The laboratory toxSeek searched for endocrine disruptors in more than 600 hair samples submitted by our readers. In 207 cases, at least seven problematic substances were found. Most often pesticides.

Last May, Bon à Savoir and its German-speaking partner K-Tipp embarked on an unprecedented experiment in Switzerland: analysing the hair of 20 people across the country. The aim of the approach: to make people aware of the omnipresence of toxic substances around us. The results revealed that all our guinea pigs, from a very young age, are contaminated by a cocktail of more or less toxic pollutants.

The article generated a great response among readers. More than 600 of you also wanted to know about the problematic substances to which you are exposed. Thanks to you, we have been able to broaden the horizon of our approach and get a more global picture of the problem.

femme inquiète observant ses cheveux
Credits: Freepik

Pesticides at the head

The French laboratory toxSeek carried out a total of 1255 analyses in the framework of the action proposed to the readers. For data protection reasons, only global results have been transmitted to us. And 616 analyses were carried out on organic pollutants that can be harmful to the hormone system, i.e. endocrine disruptors.
These include numerous pesticides, plasticisers such as bisphenol A, cosmetic components and flame retardants for furniture and textiles.

Result : More than a third of the samples are contaminated with at least seven endocrine disruptors. toxSeek further emphasises that pesticide residues were found most often.

The health risk is not immediate, but chronic. This means that it is the long-term exposure to these substances that can be dangerous. One of the most common effects is endocrine disruption, i.e. the deleterious action of chemical molecules on our hormonal system. This can lead to the onset of diseases such as cancer or impair certain body functions, such as reproduction or foetal development.
In addition, current scientific research, including that carried out in 2018 at the German University of Münster, concludes that the effects of different endocrine disrupters can be mutually reinforcing. This is known as the "cocktail effect". Among those analysed are 40 children under 12 years of age. The over 50s are the largest group represented with 322 people. The 20-50 year olds number 188.

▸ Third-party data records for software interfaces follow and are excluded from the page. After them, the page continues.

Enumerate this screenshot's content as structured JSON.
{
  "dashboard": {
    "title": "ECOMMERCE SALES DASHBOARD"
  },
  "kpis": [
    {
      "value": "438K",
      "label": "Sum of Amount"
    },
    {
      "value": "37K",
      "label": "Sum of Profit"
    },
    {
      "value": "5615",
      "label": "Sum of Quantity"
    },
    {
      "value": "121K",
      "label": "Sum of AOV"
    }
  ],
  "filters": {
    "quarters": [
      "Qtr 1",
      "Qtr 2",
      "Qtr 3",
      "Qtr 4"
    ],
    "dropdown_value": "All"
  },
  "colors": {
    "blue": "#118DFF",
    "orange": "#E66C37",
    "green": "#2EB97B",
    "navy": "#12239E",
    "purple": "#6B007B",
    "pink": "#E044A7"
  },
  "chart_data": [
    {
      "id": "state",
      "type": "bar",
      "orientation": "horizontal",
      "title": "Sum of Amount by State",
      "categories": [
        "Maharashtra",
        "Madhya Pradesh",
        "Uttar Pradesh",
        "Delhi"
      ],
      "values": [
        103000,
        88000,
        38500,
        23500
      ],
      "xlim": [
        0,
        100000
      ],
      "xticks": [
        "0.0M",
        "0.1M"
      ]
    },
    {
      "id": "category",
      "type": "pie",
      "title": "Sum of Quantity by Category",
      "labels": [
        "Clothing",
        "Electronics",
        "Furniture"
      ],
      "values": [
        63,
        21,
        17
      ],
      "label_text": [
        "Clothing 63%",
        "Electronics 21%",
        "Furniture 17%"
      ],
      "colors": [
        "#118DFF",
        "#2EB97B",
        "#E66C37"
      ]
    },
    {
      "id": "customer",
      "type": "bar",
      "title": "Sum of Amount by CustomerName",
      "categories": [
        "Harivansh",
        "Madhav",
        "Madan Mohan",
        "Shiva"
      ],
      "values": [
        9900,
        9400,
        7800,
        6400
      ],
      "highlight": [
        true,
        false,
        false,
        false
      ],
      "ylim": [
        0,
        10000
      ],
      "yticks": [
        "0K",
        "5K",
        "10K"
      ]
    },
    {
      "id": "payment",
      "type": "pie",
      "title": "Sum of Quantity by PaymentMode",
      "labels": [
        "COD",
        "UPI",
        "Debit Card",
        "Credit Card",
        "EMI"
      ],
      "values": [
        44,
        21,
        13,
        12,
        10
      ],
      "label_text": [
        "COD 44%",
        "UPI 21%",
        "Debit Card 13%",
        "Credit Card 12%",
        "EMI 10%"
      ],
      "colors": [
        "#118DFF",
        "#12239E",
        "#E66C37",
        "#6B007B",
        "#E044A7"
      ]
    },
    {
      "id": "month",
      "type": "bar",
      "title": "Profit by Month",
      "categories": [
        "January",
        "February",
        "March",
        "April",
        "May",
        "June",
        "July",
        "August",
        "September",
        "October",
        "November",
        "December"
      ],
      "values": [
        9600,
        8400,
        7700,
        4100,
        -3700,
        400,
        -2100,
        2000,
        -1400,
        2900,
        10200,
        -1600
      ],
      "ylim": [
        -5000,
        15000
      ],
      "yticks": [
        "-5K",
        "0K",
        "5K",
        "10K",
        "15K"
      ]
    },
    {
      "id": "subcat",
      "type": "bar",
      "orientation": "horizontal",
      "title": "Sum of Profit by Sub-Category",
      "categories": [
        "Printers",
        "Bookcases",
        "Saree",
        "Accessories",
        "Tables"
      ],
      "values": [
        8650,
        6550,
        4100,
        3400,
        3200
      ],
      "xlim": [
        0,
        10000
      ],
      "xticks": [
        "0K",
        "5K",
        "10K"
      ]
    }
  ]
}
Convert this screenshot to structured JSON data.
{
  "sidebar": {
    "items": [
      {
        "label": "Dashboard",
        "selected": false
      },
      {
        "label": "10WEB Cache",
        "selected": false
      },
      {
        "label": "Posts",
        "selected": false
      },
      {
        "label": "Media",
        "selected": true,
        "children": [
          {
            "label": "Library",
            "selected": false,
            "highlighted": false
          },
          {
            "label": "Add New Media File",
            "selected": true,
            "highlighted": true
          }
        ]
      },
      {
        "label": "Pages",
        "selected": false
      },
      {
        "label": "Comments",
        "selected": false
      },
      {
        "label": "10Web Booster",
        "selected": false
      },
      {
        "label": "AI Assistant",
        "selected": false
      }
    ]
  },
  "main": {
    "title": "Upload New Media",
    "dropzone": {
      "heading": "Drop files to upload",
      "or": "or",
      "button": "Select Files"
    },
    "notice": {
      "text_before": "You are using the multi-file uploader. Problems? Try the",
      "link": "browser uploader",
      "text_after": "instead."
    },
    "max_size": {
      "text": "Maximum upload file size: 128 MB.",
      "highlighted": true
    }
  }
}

Pollutants in smartphones

The remaining 639 analyses concerned metal residues. This category includes dangerous heavy metals such as lead and cadmium, as well as twelve rare earths such as ytterbium, neodymium, samarium or holmium. According to the laboratory, long-term exposure to this type of metal can damage the nervous system, cause skin reactions such as tingling, fatigue, dizziness and concentration disorders.

Disturbing result: Twenty-two samples contained a particularly high number of rare earths. These metals are present in our high-tech devices, from mobile phones to flat screens, headphones and electric vehicles. With the increasingly widespread use of these high-tech tools, it is to be expected that the spread of rare earths will increase further in the future.